▸ **Dataset rows describing interfaces**:
((

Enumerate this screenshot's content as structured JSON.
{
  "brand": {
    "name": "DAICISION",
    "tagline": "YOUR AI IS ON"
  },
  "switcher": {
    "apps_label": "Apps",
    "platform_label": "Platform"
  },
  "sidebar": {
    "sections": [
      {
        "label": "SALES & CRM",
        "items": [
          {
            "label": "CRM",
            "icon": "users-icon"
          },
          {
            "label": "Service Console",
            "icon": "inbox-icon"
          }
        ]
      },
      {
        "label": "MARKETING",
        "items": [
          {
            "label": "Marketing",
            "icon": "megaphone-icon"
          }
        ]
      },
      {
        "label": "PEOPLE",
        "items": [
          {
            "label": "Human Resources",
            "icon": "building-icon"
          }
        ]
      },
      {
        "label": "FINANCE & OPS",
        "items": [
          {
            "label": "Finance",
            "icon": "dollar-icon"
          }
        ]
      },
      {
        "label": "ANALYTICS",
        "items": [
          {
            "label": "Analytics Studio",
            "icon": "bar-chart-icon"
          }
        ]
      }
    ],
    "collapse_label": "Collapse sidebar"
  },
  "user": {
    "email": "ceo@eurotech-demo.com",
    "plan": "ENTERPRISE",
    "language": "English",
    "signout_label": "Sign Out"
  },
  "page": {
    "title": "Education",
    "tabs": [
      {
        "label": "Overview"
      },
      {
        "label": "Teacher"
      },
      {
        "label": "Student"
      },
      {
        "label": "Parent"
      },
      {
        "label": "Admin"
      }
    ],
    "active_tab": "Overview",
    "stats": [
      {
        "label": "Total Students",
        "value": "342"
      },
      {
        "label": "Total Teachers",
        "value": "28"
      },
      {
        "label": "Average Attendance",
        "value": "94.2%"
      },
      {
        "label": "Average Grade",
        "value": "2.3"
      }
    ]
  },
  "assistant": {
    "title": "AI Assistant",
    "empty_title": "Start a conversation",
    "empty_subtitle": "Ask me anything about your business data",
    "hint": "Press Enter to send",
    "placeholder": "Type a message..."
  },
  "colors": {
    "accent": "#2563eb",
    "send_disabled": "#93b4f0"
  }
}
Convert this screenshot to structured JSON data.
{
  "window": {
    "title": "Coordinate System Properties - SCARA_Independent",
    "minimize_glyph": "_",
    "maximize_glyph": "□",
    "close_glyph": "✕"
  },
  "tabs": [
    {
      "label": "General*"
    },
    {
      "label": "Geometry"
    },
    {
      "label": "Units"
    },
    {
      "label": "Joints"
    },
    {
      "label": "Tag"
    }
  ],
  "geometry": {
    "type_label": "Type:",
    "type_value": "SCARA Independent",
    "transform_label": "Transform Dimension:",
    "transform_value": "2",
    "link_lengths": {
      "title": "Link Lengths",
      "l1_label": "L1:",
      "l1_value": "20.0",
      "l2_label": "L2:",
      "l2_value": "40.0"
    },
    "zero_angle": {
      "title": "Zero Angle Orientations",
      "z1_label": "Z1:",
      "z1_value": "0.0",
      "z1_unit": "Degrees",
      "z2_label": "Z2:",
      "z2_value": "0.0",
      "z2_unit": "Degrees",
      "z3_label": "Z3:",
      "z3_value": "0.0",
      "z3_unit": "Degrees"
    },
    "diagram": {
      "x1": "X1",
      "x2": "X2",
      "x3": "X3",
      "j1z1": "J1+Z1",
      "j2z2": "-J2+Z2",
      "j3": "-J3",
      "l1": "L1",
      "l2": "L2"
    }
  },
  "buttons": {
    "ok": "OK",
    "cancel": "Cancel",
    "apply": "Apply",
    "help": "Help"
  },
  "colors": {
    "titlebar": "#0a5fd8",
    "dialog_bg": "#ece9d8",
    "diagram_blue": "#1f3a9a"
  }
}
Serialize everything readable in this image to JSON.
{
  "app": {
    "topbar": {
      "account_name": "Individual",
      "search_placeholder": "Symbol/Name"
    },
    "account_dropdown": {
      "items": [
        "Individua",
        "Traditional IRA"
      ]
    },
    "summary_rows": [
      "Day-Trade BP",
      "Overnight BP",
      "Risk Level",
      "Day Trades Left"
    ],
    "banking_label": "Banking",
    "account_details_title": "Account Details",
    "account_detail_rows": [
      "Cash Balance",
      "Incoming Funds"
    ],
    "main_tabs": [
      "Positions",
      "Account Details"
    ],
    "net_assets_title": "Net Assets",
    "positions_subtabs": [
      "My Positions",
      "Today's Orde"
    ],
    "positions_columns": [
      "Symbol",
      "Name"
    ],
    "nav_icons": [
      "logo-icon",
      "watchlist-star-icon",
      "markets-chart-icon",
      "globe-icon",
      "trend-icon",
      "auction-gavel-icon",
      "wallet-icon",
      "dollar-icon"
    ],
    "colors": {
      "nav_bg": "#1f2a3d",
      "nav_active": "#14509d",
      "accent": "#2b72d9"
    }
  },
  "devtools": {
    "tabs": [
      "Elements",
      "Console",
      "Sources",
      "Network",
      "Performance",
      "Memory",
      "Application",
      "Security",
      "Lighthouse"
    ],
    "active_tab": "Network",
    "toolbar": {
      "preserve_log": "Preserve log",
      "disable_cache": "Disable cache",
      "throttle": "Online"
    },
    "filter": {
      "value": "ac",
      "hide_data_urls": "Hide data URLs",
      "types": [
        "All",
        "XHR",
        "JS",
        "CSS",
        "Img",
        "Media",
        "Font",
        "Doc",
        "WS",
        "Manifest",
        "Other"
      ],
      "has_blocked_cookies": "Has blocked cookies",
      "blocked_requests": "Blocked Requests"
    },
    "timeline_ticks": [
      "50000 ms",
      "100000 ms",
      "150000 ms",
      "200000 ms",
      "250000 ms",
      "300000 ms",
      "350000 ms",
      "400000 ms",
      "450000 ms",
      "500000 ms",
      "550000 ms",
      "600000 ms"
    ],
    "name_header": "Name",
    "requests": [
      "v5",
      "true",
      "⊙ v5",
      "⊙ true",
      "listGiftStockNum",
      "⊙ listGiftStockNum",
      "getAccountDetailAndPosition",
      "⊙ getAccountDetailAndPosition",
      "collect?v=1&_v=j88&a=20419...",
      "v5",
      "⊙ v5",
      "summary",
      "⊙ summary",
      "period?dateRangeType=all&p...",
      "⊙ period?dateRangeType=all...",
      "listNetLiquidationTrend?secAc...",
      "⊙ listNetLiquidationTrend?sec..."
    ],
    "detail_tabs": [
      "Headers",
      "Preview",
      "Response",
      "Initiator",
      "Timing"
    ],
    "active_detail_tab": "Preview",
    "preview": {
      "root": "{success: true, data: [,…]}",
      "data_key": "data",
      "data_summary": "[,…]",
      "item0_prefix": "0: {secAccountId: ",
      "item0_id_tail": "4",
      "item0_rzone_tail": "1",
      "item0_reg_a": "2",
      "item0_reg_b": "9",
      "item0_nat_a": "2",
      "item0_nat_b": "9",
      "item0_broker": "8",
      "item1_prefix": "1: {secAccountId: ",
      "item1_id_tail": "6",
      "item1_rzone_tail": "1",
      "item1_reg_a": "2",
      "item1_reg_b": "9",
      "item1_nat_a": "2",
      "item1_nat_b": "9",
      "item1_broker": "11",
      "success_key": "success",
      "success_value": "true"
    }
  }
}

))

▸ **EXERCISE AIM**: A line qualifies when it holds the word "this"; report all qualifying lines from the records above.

▸ **COMPLETED EXERCISE**:
Enumerate this screenshot's content as structured JSON.
Convert this screenshot to structured JSON data.
Serialize everything readable in this image to JSON.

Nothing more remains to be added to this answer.